O-003 - IMM-101 Extends Survival and Maintains Quality of Life in IMAGE 1, a Randomized, Open-label Phase II Trial comparing Gemcitabine with and without IM...

Date 04 July 2015
Event WorldGI 2015
Session Oral and LBA abstracts
Topics Anticancer agents
Pancreatic Cancer
Biological Therapy
Presenter A. Dalgleish
Citation Annals of Oncology (2015) 26 (suppl_4): 108-116. 10.1093/annonc/mdv235
Authors A. Dalgleish, H. Bilyard, L.R. Brunet
  • St George's University of London, London/UK



The three most important issues for patients with pancreatic cancer and their caregivers are QoL, extending life and managing symptoms. Although existing treatment options can extend survival, this may be at the expense of QoL. We have reported that IMM-101, a systemic immunomodulator containing heat-killed Mycobacterium obuense (NCTC13365), provides significant survival benefits in this patient population when given in combination with Gemcitabine (Gem). Here, we provide evidence that this combination maintains and may actually improve certain aspects of QoL compared to chemotherapy alone.


In IMAGE 1, advanced pancreatic cancer patients (WHO score 0-2, n = 110) were assigned randomly to receive IMM-101 (0.1 mL, 10 mg/mL intradermally) + Gem (1000 mg/m2 q7d3) (n = 75) or Gem alone (n = 35) for a 12-cycle maximum. The efficacy endpoint of primary interest was OS. PFS, safety, tolerability and QoL were also assessed. Patients were asked to complete the cancer-specific EORTC QLQ-C30 questionnaire, which includes five functional scales (physical, role, cognitive, emotional, social functioning), three symptom scales (fatigue, pain, nausea), a global health status scale and single items (dyspnoea, appetite loss, constipation, diarrhoea, insomnia, financial impact). A pancreatic cancer-specific questionnaire (QLQ-PAN26, incorporating 12 single items and 5 combined scores) was also completed. Responses were used to compute QoL scores, which were analysed by repeated measures analysis of covariance using least squares (LS) means.


As previously reported, IMM-101 was associated with clinically meaningful increases in OS and PFS, with no additional burden of adverse events above those relating to chemotherapy or the underlying disease. Patients with metastatic disease (n = 92) benefitted the most from combination treatment with a significant 59% increase in median OS from 4.4 months (Gem, n = 28) to 7 months (IMM-101 + Gem, n = 64) (p = 0.01). Results from QoL questionnaires showed that patients receiving IMM-101 + Gem did not suffer deterioration in QoL and clinically meaningful overall improvements in several parameters, as measured by differences in LS means in the two groups, were observed.
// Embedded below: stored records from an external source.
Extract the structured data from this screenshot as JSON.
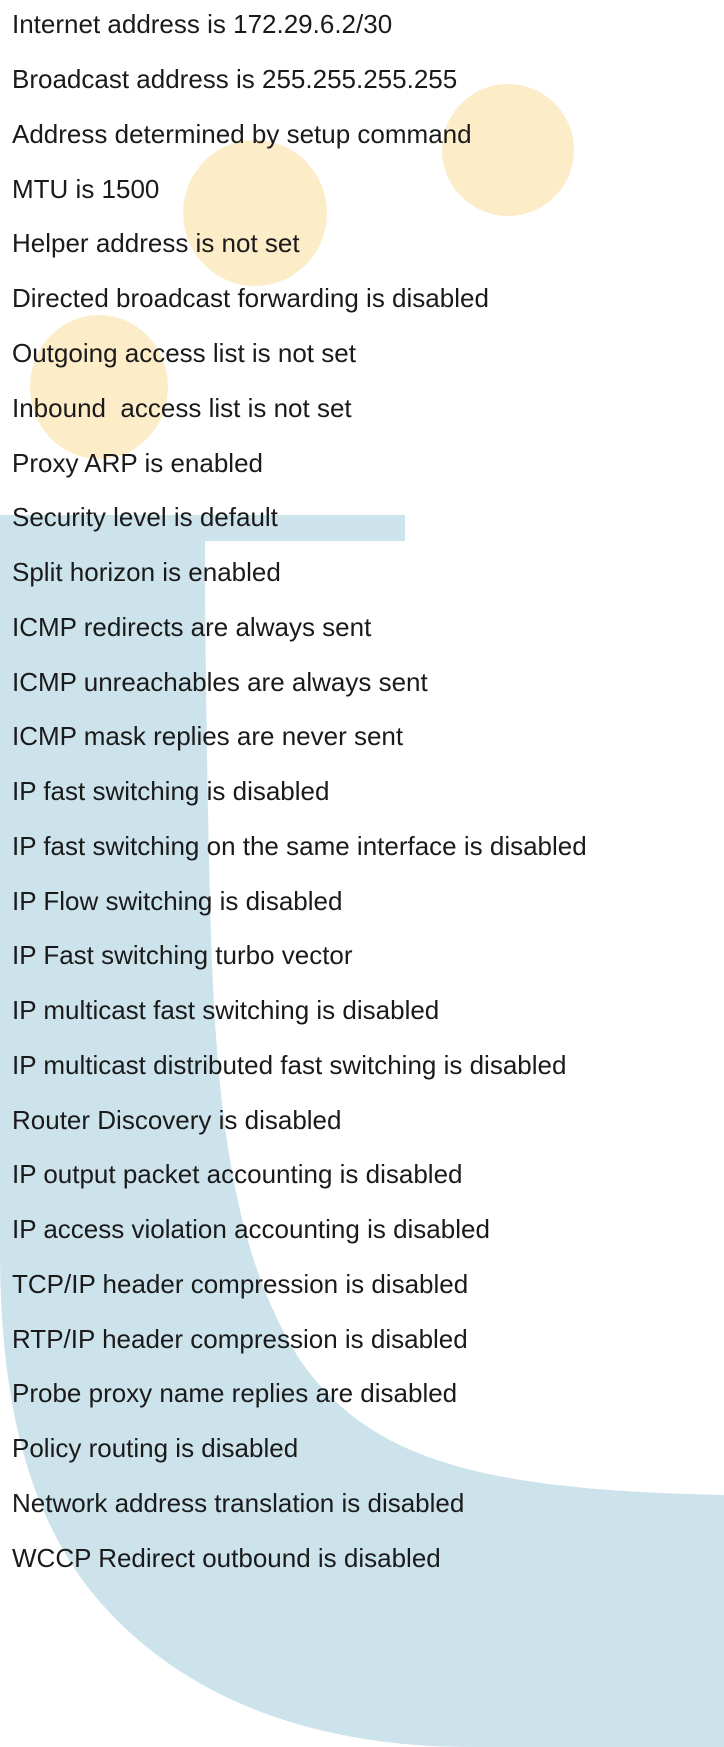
{
  "lines": [
    "Internet address is 172.29.6.2/30",
    "Broadcast address is 255.255.255.255",
    "Address determined by setup command",
    "MTU is 1500",
    "Helper address is not set",
    "Directed broadcast forwarding is disabled",
    "Outgoing access list is not set",
    "Inbound  access list is not set",
    "Proxy ARP is enabled",
    "Security level is default",
    "Split horizon is enabled",
    "ICMP redirects are always sent",
    "ICMP unreachables are always sent",
    "ICMP mask replies are never sent",
    "IP fast switching is disabled",
    "IP fast switching on the same interface is disabled",
    "IP Flow switching is disabled",
    "IP Fast switching turbo vector",
    "IP multicast fast switching is disabled",
    "IP multicast distributed fast switching is disabled",
    "Router Discovery is disabled",
    "IP output packet accounting is disabled",
    "IP access violation accounting is disabled",
    "TCP/IP header compression is disabled",
    "RTP/IP header compression is disabled",
    "Probe proxy name replies are disabled",
    "Policy routing is disabled",
    "Network address translation is disabled",
    "WCCP Redirect outbound is disabled"
  ],
  "colors": {
    "u_shape": "#cde3ec",
    "circles": "#fdecc8",
    "text": "#1a1a1a",
    "background": "#ffffff"
  }
}
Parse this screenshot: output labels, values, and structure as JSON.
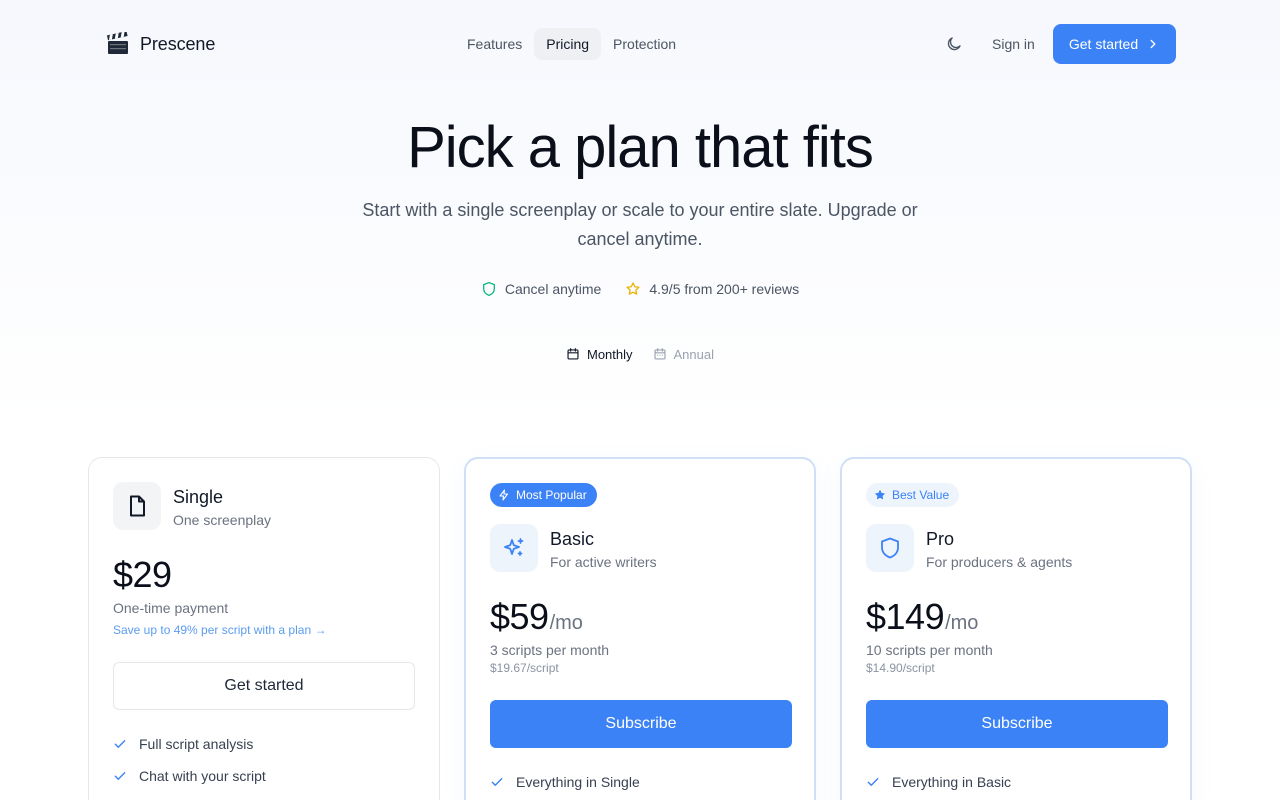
{
  "header": {
    "brand": "Prescene",
    "nav": [
      {
        "label": "Features",
        "active": false
      },
      {
        "label": "Pricing",
        "active": true
      },
      {
        "label": "Protection",
        "active": false
      }
    ],
    "theme_icon": "moon-icon",
    "signin_label": "Sign in",
    "cta_label": "Get started"
  },
  "hero": {
    "title": "Pick a plan that fits",
    "subtitle": "Start with a single screenplay or scale to your entire slate. Upgrade or cancel anytime.",
    "trust": [
      {
        "icon": "shield-icon",
        "label": "Cancel anytime",
        "color": "#10b981"
      },
      {
        "icon": "star-icon",
        "label": "4.9/5 from 200+ reviews",
        "color": "#eab308"
      }
    ]
  },
  "billing": {
    "options": [
      {
        "label": "Monthly",
        "selected": true
      },
      {
        "label": "Annual",
        "selected": false
      }
    ]
  },
  "plans": [
    {
      "name": "Single",
      "description": "One screenplay",
      "icon": "document-icon",
      "price": "$29",
      "period": "",
      "price_note": "One-time payment",
      "upsell": "Save up to 49% per script with a plan →",
      "cta": "Get started",
      "features": [
        "Full script analysis",
        "Chat with your script"
      ]
    },
    {
      "badge": "Most Popular",
      "name": "Basic",
      "description": "For active writers",
      "icon": "sparkles-icon",
      "price": "$59",
      "period": "/mo",
      "price_note": "3 scripts per month",
      "price_sub": "$19.67/script",
      "cta": "Subscribe",
      "features": [
        "Everything in Single"
      ]
    },
    {
      "badge": "Best Value",
      "name": "Pro",
      "description": "For producers & agents",
      "icon": "shield-icon",
      "price": "$149",
      "period": "/mo",
      "price_note": "10 scripts per month",
      "price_sub": "$14.90/script",
      "cta": "Subscribe",
      "features": [
        "Everything in Basic"
      ]
    }
  ],
  "colors": {
    "accent": "#3b82f6",
    "check": "#3b82f6"
  }
}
Compared to patients receiving IMM-101 + Gem, global health and functional scale scores of patients receiving chemotherapy alone deteriorated earlier in the course of the study. The effects on emotional behaviour, such as cognitive, social and emotional functioning, which showed consistent and clinically meaningful improvements, are noteworthy. The sample size and variability in questionnaire completion rates at each time point are limitations to the formal statistical analysis of the results but differences in LS means over time are supportive of a longer time to deterioration in QoL for the IMM-101 + Gem combination.


The significant survival benefits in patients with advanced pancreatic cancer treated with IMM-101 + Gem were not accompanied by deterioration in QoL. Instead, patients reported an improvement in several QoL scores. Extending survival while maintaining or improving QoL and without loss of functional status is an important aspect of treatment for these patients.